● PROBLEM DESCRIPTION
Would you copy all lines in the data that contain the word "回眸笑SVIP"?

● GIVEN RECORDS
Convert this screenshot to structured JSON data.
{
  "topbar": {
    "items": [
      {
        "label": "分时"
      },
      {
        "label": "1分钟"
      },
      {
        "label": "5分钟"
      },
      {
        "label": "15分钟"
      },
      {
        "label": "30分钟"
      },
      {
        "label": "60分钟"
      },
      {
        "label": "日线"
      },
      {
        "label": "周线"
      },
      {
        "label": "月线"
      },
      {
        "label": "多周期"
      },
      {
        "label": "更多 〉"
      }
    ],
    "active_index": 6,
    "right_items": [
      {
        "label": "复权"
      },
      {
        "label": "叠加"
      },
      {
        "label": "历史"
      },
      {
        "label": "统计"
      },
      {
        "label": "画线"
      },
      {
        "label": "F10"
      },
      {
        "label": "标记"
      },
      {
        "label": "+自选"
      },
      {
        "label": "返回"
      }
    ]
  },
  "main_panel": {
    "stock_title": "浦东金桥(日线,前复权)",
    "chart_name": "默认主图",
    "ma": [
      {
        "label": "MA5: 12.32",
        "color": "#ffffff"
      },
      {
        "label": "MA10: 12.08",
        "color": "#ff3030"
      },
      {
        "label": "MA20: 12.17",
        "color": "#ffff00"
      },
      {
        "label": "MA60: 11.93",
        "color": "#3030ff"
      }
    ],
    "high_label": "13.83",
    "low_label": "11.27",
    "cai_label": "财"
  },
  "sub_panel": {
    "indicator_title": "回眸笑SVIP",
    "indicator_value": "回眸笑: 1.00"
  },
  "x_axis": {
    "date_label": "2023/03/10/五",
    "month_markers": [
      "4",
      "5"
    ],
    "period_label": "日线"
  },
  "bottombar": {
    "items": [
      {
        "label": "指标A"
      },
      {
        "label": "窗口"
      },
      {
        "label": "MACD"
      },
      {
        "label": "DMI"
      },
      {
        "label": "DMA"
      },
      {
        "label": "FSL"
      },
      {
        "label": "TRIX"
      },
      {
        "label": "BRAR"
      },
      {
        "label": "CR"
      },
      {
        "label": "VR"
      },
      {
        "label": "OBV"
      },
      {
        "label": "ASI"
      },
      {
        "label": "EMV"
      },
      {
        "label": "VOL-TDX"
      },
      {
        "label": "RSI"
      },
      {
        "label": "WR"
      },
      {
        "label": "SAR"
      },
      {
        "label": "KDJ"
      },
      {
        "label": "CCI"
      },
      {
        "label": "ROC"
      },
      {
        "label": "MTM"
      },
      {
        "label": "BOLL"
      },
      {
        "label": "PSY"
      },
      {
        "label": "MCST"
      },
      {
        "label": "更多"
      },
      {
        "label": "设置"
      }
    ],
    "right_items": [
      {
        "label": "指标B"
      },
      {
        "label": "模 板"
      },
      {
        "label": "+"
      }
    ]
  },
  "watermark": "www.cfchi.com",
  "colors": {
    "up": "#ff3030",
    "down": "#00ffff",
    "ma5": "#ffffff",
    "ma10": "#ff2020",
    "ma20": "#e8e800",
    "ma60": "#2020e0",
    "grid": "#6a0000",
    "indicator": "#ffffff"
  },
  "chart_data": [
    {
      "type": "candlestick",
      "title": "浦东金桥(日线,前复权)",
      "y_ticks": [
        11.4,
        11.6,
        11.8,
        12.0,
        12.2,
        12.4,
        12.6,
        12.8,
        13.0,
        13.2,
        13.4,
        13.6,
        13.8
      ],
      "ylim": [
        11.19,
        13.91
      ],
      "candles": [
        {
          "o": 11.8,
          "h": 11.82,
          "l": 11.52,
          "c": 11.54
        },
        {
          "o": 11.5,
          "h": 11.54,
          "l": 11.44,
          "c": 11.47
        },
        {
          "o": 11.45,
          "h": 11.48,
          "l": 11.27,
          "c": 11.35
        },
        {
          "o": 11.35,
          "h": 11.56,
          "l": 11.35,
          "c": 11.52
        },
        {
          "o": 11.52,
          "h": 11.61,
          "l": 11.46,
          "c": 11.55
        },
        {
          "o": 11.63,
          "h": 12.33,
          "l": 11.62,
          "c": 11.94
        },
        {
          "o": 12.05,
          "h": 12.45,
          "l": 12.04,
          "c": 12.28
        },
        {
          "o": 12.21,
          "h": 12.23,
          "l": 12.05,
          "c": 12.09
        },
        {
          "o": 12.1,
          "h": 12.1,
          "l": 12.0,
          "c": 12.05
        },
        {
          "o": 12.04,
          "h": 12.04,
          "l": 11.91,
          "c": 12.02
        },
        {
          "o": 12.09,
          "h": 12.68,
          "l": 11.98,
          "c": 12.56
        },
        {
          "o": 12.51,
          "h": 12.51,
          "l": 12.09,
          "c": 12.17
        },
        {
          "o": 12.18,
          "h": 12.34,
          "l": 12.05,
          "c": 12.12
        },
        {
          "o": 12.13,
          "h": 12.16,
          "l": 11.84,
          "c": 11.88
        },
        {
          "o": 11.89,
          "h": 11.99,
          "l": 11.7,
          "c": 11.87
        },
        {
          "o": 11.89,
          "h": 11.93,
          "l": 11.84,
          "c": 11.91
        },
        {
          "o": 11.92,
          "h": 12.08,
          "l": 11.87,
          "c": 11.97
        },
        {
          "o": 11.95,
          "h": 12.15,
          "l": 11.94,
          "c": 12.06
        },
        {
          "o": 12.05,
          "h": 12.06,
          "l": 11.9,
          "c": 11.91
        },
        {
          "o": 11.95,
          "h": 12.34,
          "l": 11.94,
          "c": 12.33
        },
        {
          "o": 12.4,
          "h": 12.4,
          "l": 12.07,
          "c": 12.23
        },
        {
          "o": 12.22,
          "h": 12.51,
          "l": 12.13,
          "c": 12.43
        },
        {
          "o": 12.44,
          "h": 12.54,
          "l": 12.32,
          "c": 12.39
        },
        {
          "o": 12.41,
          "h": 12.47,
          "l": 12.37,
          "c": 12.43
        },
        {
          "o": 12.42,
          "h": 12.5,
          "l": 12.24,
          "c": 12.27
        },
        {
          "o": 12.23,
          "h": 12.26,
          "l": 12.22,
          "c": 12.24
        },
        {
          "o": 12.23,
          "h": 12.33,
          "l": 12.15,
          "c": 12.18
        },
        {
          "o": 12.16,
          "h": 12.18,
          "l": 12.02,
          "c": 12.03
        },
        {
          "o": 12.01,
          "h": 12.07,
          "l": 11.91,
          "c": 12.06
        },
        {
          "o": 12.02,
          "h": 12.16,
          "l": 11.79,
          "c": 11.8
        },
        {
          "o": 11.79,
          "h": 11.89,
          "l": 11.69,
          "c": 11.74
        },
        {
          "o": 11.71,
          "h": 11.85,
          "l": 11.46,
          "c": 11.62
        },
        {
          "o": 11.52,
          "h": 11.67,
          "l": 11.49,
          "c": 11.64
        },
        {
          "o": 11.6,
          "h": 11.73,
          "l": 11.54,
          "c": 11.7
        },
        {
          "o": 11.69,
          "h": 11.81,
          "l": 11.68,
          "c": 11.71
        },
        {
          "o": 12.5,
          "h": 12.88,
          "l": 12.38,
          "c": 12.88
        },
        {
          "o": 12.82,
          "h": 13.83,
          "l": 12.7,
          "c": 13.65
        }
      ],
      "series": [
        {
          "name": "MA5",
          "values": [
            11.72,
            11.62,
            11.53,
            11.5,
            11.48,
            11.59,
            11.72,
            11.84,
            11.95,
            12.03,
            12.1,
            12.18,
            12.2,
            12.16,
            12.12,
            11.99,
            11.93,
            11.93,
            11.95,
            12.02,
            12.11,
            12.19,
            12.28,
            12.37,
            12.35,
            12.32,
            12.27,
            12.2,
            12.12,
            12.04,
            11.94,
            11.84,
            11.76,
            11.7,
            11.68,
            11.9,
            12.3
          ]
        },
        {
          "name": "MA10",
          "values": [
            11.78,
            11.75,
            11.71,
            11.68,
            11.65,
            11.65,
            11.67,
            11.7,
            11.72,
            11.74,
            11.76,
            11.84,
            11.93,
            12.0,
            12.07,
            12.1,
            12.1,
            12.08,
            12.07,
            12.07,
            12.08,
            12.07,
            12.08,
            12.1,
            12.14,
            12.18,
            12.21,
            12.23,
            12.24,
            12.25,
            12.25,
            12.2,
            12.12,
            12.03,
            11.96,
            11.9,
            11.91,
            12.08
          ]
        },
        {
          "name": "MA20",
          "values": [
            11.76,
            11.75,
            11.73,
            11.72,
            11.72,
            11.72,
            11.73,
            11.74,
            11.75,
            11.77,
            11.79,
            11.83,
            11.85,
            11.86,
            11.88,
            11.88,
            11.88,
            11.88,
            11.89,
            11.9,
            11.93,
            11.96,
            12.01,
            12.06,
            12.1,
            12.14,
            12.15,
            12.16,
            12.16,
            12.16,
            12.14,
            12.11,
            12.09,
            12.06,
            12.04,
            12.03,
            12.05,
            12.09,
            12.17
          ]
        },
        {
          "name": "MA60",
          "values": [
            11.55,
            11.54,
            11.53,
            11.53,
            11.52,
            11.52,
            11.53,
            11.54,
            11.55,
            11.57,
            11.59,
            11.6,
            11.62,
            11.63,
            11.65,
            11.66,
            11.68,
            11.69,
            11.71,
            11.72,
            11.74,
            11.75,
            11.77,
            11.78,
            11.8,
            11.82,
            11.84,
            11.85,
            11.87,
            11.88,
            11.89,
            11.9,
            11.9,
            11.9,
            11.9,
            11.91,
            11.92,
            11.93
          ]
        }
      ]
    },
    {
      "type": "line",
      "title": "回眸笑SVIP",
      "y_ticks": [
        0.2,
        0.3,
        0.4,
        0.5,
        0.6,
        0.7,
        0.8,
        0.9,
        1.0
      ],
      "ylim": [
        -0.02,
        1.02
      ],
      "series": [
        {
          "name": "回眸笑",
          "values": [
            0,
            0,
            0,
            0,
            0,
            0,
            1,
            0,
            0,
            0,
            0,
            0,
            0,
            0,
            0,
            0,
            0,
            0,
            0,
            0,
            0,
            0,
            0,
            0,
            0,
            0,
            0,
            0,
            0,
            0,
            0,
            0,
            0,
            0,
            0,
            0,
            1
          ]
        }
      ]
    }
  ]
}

● FINAL ANSWER
    "indicator_title": "回眸笑SVIP",
      "title": "回眸笑SVIP",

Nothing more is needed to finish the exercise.